Title image: prior to the bird breeding season, commercial shingle extraction in the Ashley-Rakahuri river has cleared away weeds, and started to dig the channel which will create an island where the tractor is working. The tractor-mounted undercutter is making the site more attractive for bird breeding by roughing up the shingle surface.
Ashley-Rakahuri Riverbed Group members, Grant Davey and I, have just returned from the local riverbed, where the breeding season for indigenous species such as the ngutupare wrybill and pohowaru banded dotterel has been underway for about a month. We visited a site where much effort has gone into creating a desirable habitat for bird breeding.
Over the winter, prior to the breeding season, a local company, Taggarts Earthmoving Ltd, had extracted shingle from this site. Before they left, they made sure all weeds were removed, as it is well known that most braided river birds must have clean, weed-free shingle on which to nest. And over recent years there has not been the cleansing floods of sufficient size to clear away the increasingly invasive lupins, broom, gorse and blackberry. To complement this removal of the densest weeds, the Group has helped to develop a tractor-mounted undercutter to clear weeds from selected stretches of the river. Not only does the machine uproot weeds, but it creates the loose, coarse shingle surface most favoured by the birds. Our studies have shown that compacted or sandy surfaces are not so attractive to them.
Last August, we used the machine to clear almost 40ha of riverbed. Plus we got Taggarts to channel water across the tail end of their extraction site in order to create an island, which predators would find more difficult to access. However, as the old proverb says ‘one can take a horse to water, but one cannot force it to drink’. It is the same with the birds, one can create what one considers to be desirable nesting sites, but there is no guarantee that they will use them. Past experience has endorsed that.
But, this morning we observed the hoped-for and long-awaited results of our habitat creation endeavours. This is the reason why I sit here in front of my keyboard at home with a wider smile than usual.
As we waded across to the island earlier today, we noticed a movement amongst the stones. It was a female wrybill scuttling away through the stones, the give-away that there must be a nest nearby. So we retreated a short distance, and sure enough she soon came scuttling back and quickly settled down some 40m away. We waited a couple of minutes, taking careful note of the rock shapes and shades adjacent to where she was sitting. We did this, as seeing a wrybill settle on a nest is one thing – actually finding the nest is another. It is just a small-stone lined depression in the shingle and the eggs are the same colour as the grey-wacke rocks surrounding it. But find it we did, and while the adult bird gave us a broken-wing ‘distraction display’ just a few meters from us, Grant used his field tablet to photograph and GPS the nest location.

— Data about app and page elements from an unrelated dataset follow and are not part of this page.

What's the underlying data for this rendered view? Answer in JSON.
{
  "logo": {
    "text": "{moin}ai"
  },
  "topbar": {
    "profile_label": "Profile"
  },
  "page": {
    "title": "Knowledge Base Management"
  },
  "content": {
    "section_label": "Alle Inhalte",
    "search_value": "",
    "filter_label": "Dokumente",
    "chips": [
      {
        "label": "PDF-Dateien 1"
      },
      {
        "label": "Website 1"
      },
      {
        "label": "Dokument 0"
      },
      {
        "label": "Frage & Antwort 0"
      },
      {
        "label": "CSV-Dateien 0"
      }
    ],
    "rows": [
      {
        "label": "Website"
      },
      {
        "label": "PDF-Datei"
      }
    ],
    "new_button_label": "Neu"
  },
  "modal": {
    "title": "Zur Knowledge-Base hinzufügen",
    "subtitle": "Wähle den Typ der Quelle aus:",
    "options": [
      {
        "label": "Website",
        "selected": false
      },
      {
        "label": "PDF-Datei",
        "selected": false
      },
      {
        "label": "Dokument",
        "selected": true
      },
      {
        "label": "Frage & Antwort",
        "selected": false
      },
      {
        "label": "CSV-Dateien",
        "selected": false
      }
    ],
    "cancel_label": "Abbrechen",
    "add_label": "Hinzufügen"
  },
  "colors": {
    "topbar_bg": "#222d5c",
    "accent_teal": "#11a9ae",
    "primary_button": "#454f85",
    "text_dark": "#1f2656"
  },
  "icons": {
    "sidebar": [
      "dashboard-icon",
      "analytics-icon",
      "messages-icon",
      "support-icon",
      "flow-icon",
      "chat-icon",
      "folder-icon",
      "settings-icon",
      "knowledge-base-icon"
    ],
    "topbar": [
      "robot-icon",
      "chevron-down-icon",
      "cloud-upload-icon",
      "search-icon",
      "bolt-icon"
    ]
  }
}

As we backed off, she quickly returned to shuffle down onto her eggs, appearing so relaxed that Grant crawled forward to take a few close-ups with his point-and-shoot camera. Within barely 10 minutes of first seeing the bird we were happily on our way back to the wagon for the drive home.